According to Radio Free Asia:
The businessman, who spoke on condition of anonymity, said that high-ranking North Korean traders he dealt with “expressed self-esteem in relation to North Korea’s military strength” and told him, “regardless of U.N. sanctions, we [North Koreans have] never stopped reacting.”
“It’s hard to understand how high-ranking officials can adamantly deny North Korea’s responsibility for the sinking of the Cheonan while propaganda posters showing a ship being broken in half by a fist are in circulation,” he said.
Update: I am currently reading B R Myers' The Cleanest Race and this propaganda poster, if genuine, is a perfectly good illustration of one of his main points in the book. Up until now, North Korea's stance on the Cheonan issue has been to cry foul at the hostile Yankees and their South Korean puppets for conspiring to blame them for something they had nothing to do with. Korean Central News Agency even collated their own articles in a special section here. And when their Foreign Minister spoke about the incident following the United Nations' absolution of the North from any blame he said: The recent development in which the overall situation on the Korean Peninsula reached a point of explosion in a moment due to a conspiratorial farce once again reminds us of the danger of the present cease-fire and the urgency to establish a peace-keeping regime.
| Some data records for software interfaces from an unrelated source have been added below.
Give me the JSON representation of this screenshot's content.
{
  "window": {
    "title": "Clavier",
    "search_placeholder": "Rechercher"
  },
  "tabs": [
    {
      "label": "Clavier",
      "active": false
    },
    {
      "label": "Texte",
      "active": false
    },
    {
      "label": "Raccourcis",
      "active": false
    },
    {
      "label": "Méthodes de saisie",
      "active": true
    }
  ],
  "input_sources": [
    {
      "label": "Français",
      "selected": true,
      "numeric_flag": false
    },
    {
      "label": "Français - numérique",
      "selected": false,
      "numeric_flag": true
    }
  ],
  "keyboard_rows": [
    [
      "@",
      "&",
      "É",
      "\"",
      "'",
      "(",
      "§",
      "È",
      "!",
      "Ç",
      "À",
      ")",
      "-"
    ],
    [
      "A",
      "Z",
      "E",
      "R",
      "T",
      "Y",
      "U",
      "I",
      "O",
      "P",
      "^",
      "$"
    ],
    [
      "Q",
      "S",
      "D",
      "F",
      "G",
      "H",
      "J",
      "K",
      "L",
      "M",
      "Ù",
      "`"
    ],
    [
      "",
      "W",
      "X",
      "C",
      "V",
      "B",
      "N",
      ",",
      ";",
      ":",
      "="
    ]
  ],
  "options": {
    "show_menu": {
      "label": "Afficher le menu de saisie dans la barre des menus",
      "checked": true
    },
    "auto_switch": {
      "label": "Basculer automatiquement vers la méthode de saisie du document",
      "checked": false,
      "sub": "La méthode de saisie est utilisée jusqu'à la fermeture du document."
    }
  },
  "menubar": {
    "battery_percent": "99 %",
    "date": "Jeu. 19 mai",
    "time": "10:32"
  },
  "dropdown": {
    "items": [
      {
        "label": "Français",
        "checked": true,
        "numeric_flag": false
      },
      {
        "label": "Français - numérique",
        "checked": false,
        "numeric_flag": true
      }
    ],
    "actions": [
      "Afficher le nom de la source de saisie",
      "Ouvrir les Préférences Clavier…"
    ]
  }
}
The DPRK will make consistent efforts for the conclusion of a peace treaty and the denuclearization through the six-party talks conducted on equal footing.
However, B R Myers warns:
Too many observers wrongly assume that the (North) Korean Central News Agency's English-language releases reflect the same sort of propaganda that the home audience gets. In fact there are significant differences. For example, there the DPRK presents itself to the outside world as a misunderstood country seeking integration into the international community, it presents itself to its own citizens... as a rogue state that breaks agreements with impunity, dictates conditions to grovelling U.N. officials, and keeps its enemies in constant fear of ballistic retribution. Generally speaking the following rule of thumb applies: the less accessible a propaganda outlet is to the outside world, the blunter and more belligerent it will be in its expression of the racist orthodoxy.
In this case, the poster doesn't depict anything that could be called racist but the rest of Myers' analysis of North Korean propaganda seems to fit this episode to a tee.